The United States housing market has had a bad year.
Between March 2010 and March 2011, the market suffered its biggest year-over-year decline in 16 months. Property values in 20 cities fell to their lowest levels since 2003 with a 3.6 percent drop from March 2010 to March 2011, according to new figures from S&P/Case-Shiller.
The figure is slightly worse than 25 economists surveyed by Bloomberg expected. That group expected a 3.4 perccent drop with a range of 2.8 percent to 4.9 percent.
Nationally, prices sank 5.1 percent in the first quarter from the same time in 2010 and 4.2 percent from the previous three months. It was the biggest one-quarter decrease since the first three months of 2009.

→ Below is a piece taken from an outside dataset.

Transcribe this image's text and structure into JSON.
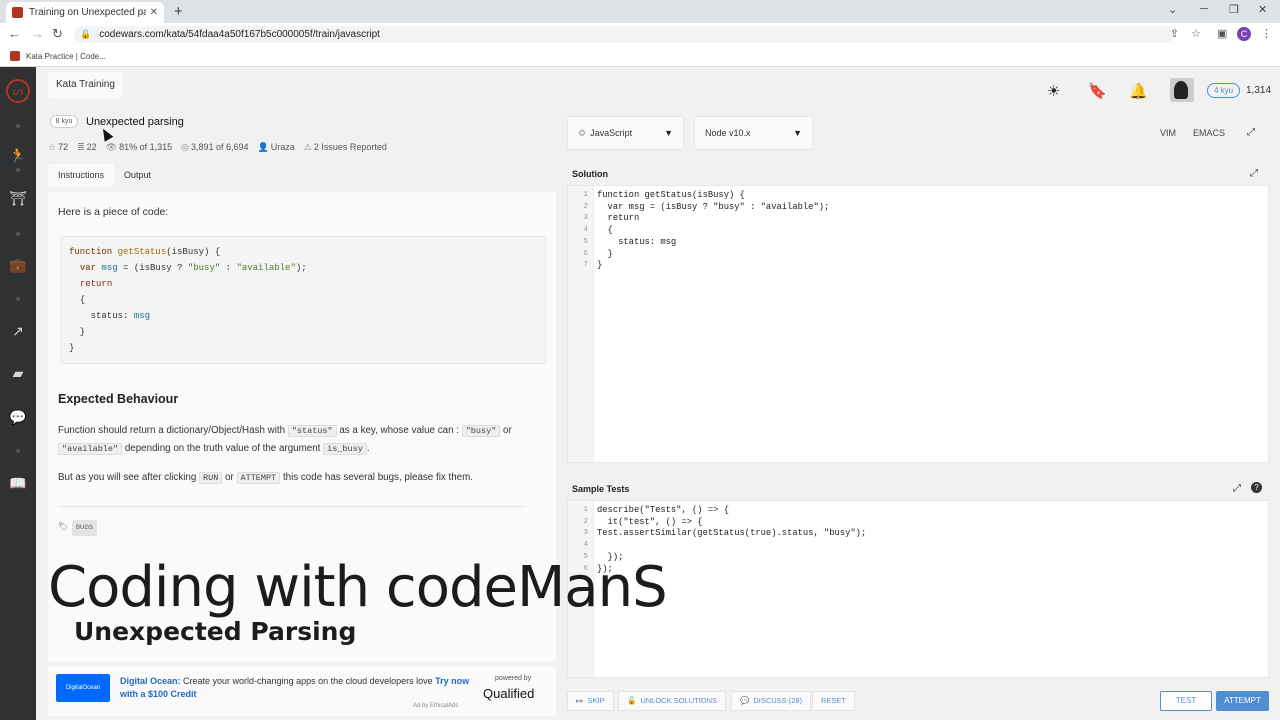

The drop is the eighth straight decline on a non-seasonally adjusted basis. With a backlog of foreclosures, there is an excess of distressed properties, which could help keep the market depressed and make people less likely to build new homes. Of the 20 cities looked at, only Washington, D.C. showed growth.
The report comes on the heels of previous reports showing trouble in the housing market. According to the National Association of Realtors in May, previously owned homes fell 0.8 percent in April to a 5.05 million rate, with distressed sales accounting for 37 percent of the total.